| TRY IT |
Using the data below, copy out all lines with the word "title".

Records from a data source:
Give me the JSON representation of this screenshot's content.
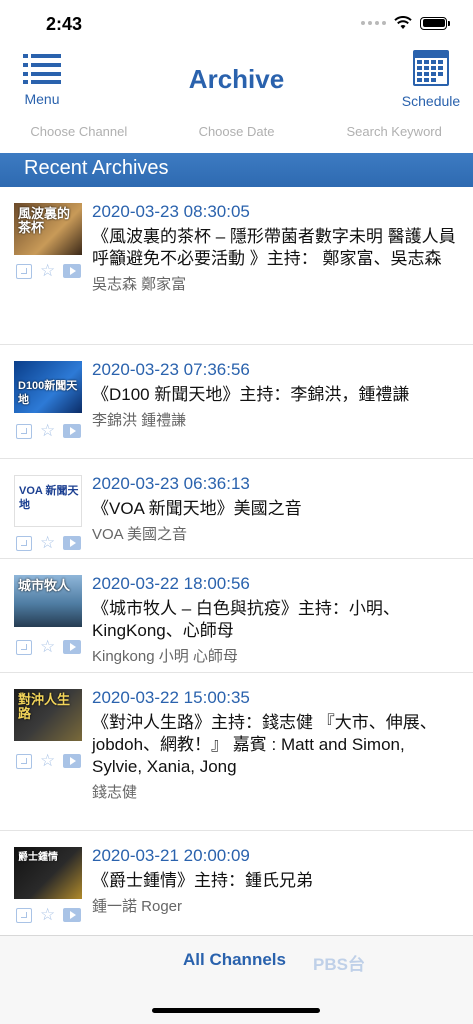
{
  "status": {
    "time": "2:43"
  },
  "nav": {
    "menu_label": "Menu",
    "title": "Archive",
    "schedule_label": "Schedule",
    "accent": "#2a62ad"
  },
  "filters": {
    "channel": "Choose Channel",
    "date": "Choose Date",
    "keyword": "Search Keyword"
  },
  "section": {
    "title": "Recent Archives"
  },
  "archives": [
    {
      "thumb_text": "風波裏的茶杯",
      "date": "2020-03-23 08:30:05",
      "title": "《風波裏的茶杯 – 隱形帶菌者數字未明 醫護人員呼籲避免不必要活動 》主持： 鄭家富、吳志森",
      "hosts": "吳志森 鄭家富"
    },
    {
      "thumb_text": "D100新聞天地",
      "date": "2020-03-23 07:36:56",
      "title": "《D100 新聞天地》主持：李錦洪，鍾禮謙",
      "hosts": "李錦洪 鍾禮謙"
    },
    {
      "thumb_text": "VOA 新聞天地",
      "date": "2020-03-23 06:36:13",
      "title": "《VOA 新聞天地》美國之音",
      "hosts": "VOA 美國之音"
    },
    {
      "thumb_text": "城市牧人",
      "date": "2020-03-22 18:00:56",
      "title": "《城市牧人 – 白色與抗疫》主持：小明、KingKong、心師母",
      "hosts": "Kingkong 小明 心師母"
    },
    {
      "thumb_text": "對沖人生路",
      "date": "2020-03-22 15:00:35",
      "title": "《對沖人生路》主持：錢志健 『大市、伸展、jobdoh、網教！』 嘉賓 : Matt and Simon, Sylvie, Xania, Jong",
      "hosts": "錢志健"
    },
    {
      "thumb_text": "爵士鍾情",
      "date": "2020-03-21 20:00:09",
      "title": "《爵士鍾情》主持：鍾氏兄弟",
      "hosts": "鍾一諾 Roger"
    }
  ],
  "tabs": {
    "all_channels": "All Channels",
    "pbs": "PBS台"
  }
}
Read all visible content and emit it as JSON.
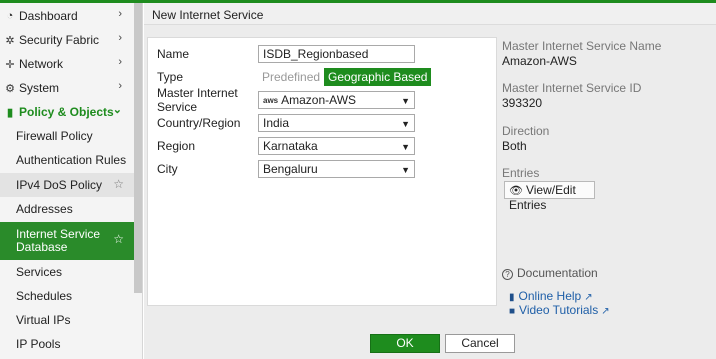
{
  "sidebar": {
    "items": [
      {
        "label": "Dashboard",
        "icon": "dashboard-icon",
        "glyph": "◔"
      },
      {
        "label": "Security Fabric",
        "icon": "fabric-icon",
        "glyph": "✲"
      },
      {
        "label": "Network",
        "icon": "network-icon",
        "glyph": "✛"
      },
      {
        "label": "System",
        "icon": "gear-icon",
        "glyph": "⚙"
      },
      {
        "label": "Policy & Objects",
        "icon": "policy-icon",
        "glyph": "▮"
      }
    ],
    "subitems": [
      {
        "label": "Firewall Policy"
      },
      {
        "label": "Authentication Rules"
      },
      {
        "label": "IPv4 DoS Policy"
      },
      {
        "label": "Addresses"
      },
      {
        "label": "Internet Service Database"
      },
      {
        "label": "Services"
      },
      {
        "label": "Schedules"
      },
      {
        "label": "Virtual IPs"
      },
      {
        "label": "IP Pools"
      }
    ]
  },
  "header": {
    "title": "New Internet Service"
  },
  "form": {
    "name_label": "Name",
    "name_value": "ISDB_Regionbased",
    "type_label": "Type",
    "type_options": [
      "Predefined",
      "Geographic Based"
    ],
    "master_label": "Master Internet Service",
    "master_value": "Amazon-AWS",
    "master_logo": "aws",
    "country_label": "Country/Region",
    "country_value": "India",
    "region_label": "Region",
    "region_value": "Karnataka",
    "city_label": "City",
    "city_value": "Bengaluru"
  },
  "info": {
    "master_name_label": "Master Internet Service Name",
    "master_name_value": "Amazon-AWS",
    "master_id_label": "Master Internet Service ID",
    "master_id_value": "393320",
    "direction_label": "Direction",
    "direction_value": "Both",
    "entries_label": "Entries",
    "view_edit_label": "View/Edit Entries",
    "documentation_label": "Documentation",
    "online_help_label": "Online Help",
    "video_tutorials_label": "Video Tutorials"
  },
  "buttons": {
    "ok": "OK",
    "cancel": "Cancel"
  },
  "colors": {
    "accent": "#1e8c1e",
    "link": "#1f5fa8"
  }
}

| RESPONSE BELOW |
    "title": "Archive",
    "title": "Recent Archives"
      "title": "《風波裏的茶杯 – 隱形帶菌者數字未明 醫護人員呼籲避免不必要活動 》主持： 鄭家富、吳志森",
      "title": "《D100 新聞天地》主持：李錦洪，鍾禮謙",
      "title": "《VOA 新聞天地》美國之音",
      "title": "《城市牧人 – 白色與抗疫》主持：小明、KingKong、心師母",
      "title": "《對沖人生路》主持：錢志健 『大市、伸展、jobdoh、網教！』 嘉賓 : Matt and Simon, Sylvie, Xania, Jong",
      "title": "《爵士鍾情》主持：鍾氏兄弟",
    "title": "New Internet Service"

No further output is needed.